▸ To do
For each line below, check whether "amount" is present. Report how many lines have it, nothing else.

Data about app and page elements
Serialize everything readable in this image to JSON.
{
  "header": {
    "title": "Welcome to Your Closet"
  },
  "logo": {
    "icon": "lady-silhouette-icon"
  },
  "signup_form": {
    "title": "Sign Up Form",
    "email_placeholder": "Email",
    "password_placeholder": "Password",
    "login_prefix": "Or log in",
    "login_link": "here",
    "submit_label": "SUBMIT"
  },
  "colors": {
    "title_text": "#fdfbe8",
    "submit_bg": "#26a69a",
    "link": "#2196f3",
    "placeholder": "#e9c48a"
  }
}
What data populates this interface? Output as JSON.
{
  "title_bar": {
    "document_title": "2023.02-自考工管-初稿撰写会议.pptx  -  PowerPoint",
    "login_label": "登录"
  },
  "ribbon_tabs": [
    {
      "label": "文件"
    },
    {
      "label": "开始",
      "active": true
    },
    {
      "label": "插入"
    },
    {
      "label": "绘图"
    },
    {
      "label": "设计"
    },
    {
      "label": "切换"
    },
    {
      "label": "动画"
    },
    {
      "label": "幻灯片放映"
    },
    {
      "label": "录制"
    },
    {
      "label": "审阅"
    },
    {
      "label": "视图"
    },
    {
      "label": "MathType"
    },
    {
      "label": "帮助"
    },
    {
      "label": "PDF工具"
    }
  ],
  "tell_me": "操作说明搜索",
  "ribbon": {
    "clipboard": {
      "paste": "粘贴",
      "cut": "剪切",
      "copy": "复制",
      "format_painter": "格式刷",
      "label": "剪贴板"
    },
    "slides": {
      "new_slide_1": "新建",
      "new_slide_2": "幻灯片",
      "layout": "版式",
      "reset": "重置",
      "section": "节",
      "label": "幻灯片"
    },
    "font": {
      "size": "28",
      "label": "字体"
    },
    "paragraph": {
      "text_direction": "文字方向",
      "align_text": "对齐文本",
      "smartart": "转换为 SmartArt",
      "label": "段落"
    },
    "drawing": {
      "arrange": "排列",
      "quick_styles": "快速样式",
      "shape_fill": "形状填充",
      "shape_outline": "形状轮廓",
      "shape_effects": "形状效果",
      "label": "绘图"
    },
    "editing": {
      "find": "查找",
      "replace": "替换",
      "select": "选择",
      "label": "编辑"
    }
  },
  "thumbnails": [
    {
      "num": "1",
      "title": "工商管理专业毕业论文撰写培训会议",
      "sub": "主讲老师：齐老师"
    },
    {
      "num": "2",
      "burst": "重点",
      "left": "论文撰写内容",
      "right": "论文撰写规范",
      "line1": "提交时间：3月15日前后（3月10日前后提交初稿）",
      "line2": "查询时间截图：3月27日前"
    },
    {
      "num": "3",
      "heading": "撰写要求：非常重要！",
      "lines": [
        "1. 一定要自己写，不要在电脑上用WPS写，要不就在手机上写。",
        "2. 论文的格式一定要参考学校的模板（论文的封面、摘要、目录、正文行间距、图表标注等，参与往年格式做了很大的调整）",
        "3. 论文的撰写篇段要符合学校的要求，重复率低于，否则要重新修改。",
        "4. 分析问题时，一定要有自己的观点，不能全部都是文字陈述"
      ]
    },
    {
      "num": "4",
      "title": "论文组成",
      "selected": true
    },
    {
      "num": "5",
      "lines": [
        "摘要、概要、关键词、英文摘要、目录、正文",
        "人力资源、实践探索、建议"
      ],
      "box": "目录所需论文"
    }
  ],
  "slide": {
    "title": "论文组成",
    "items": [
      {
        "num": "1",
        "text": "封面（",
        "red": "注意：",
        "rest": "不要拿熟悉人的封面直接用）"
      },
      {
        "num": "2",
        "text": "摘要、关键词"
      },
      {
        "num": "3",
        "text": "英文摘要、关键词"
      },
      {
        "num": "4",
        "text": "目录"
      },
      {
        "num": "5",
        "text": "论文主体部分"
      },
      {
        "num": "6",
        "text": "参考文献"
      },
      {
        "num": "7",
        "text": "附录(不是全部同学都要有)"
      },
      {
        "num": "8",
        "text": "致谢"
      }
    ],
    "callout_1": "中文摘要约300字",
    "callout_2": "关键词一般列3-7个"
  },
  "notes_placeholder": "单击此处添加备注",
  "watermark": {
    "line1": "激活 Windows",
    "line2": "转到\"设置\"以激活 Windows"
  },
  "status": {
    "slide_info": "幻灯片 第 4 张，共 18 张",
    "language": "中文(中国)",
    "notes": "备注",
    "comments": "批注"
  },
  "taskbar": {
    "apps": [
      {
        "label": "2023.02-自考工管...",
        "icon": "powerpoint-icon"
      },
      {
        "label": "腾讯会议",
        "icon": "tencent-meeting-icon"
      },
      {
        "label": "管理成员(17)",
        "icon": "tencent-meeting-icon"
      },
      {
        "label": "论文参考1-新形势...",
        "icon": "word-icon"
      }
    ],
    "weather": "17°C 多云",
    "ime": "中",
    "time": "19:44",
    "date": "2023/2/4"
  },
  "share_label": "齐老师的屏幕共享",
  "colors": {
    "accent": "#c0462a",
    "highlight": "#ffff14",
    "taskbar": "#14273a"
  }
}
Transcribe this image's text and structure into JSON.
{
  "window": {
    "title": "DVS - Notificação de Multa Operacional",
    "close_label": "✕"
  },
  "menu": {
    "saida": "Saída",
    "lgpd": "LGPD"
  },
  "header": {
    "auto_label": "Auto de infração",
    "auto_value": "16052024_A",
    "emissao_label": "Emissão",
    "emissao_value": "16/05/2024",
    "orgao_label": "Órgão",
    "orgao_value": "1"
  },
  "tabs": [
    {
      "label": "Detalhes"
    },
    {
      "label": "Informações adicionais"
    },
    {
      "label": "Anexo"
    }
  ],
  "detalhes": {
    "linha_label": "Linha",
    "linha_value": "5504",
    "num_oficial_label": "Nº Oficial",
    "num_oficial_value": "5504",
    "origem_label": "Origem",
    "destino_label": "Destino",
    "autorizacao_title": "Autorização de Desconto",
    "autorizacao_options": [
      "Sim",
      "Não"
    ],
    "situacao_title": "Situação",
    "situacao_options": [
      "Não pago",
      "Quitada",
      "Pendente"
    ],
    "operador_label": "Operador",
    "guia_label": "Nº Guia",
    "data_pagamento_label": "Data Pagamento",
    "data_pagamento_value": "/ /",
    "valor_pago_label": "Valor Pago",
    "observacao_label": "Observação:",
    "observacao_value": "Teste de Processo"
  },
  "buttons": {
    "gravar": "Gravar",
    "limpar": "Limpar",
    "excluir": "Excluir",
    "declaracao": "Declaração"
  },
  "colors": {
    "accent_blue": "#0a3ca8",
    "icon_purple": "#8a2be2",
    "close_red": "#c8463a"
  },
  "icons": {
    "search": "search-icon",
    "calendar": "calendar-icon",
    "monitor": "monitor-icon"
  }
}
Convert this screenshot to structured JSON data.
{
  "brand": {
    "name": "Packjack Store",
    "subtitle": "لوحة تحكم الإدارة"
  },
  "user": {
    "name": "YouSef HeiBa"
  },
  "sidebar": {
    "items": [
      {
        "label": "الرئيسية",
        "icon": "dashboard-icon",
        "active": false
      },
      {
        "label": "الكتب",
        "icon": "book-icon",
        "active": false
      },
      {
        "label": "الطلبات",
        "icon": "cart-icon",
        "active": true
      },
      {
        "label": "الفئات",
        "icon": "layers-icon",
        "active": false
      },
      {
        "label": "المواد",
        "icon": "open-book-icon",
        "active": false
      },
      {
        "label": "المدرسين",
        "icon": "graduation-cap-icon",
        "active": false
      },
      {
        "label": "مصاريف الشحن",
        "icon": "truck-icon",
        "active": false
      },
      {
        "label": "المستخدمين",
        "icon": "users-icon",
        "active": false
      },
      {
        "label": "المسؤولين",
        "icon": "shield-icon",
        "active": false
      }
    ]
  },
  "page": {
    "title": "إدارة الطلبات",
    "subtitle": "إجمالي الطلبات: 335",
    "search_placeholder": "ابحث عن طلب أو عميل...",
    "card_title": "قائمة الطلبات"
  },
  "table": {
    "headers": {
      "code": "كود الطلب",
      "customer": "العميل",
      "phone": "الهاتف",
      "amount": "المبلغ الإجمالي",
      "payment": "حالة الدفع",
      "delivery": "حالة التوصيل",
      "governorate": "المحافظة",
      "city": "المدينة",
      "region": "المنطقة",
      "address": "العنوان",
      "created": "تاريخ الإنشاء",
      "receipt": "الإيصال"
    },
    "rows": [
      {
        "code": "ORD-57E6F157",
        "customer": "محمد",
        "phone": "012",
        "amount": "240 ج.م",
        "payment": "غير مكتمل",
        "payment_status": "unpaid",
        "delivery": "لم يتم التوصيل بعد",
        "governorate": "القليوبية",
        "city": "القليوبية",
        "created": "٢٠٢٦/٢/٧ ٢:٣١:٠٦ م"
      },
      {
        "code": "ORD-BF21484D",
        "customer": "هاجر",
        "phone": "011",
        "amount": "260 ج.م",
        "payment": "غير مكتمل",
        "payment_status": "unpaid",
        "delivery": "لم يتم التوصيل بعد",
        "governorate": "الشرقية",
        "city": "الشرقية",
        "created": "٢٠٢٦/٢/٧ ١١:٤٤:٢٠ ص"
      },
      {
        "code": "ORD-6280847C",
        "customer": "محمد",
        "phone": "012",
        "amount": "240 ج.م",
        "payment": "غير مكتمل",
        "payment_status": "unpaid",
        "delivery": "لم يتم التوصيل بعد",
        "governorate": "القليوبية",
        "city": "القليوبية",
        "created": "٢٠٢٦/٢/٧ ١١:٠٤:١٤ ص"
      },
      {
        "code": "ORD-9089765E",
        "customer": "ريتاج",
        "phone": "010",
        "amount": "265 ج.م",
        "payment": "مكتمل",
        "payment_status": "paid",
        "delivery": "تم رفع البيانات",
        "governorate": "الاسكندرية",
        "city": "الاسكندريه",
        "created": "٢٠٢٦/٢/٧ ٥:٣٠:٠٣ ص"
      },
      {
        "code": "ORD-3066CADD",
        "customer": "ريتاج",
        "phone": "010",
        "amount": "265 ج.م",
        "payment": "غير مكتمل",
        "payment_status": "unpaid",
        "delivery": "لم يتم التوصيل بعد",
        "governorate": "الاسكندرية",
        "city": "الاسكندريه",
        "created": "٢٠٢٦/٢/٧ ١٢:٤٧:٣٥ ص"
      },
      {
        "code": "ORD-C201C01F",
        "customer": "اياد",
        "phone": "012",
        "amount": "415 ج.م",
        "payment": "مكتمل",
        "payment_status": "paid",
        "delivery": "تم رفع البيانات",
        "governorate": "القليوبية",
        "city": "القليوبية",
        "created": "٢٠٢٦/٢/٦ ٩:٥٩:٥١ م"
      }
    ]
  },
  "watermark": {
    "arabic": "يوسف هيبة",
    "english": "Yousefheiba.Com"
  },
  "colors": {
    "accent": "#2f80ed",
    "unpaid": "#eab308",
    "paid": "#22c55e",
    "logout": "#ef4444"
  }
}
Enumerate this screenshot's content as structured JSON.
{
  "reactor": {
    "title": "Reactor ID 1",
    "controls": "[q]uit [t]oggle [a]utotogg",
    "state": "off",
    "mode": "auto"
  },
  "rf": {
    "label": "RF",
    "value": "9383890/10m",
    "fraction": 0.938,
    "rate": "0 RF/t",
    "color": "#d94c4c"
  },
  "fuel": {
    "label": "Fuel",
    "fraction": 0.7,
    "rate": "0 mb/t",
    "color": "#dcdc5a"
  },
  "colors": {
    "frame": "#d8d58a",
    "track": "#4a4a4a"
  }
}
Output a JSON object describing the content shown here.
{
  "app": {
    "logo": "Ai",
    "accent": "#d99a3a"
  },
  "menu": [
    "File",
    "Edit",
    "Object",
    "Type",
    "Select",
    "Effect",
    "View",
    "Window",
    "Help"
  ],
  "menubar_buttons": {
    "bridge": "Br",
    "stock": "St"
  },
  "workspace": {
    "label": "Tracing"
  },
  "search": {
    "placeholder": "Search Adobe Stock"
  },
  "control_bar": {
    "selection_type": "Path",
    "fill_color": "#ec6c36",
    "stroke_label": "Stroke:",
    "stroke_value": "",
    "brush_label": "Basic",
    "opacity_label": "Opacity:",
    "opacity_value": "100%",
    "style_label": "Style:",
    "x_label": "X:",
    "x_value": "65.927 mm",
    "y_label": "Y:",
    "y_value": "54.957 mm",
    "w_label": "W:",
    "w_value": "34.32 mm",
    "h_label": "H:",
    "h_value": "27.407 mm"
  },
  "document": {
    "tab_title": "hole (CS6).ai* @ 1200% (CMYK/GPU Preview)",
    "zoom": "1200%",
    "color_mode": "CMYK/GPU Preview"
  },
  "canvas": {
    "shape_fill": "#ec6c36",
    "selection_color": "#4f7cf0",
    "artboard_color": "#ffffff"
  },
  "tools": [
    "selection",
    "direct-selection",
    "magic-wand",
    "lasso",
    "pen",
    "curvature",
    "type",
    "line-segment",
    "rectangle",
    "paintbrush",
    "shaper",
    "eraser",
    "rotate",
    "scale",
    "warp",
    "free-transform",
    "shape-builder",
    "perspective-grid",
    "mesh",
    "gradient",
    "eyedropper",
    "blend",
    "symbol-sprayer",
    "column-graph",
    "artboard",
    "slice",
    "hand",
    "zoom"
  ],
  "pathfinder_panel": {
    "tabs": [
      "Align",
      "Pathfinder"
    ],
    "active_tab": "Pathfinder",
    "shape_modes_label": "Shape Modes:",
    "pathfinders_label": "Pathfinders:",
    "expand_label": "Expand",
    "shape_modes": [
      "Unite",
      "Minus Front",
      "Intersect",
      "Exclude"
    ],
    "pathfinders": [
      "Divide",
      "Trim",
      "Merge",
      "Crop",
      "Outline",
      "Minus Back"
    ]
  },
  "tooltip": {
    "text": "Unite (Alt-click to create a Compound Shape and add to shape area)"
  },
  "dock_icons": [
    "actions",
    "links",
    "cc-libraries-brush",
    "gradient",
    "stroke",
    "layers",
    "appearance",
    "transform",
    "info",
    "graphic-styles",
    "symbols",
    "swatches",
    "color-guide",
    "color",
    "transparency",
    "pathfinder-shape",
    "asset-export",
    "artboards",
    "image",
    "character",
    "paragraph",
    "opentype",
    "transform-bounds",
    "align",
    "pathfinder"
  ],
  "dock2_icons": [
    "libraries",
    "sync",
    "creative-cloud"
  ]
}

▸ Solution for this problem
7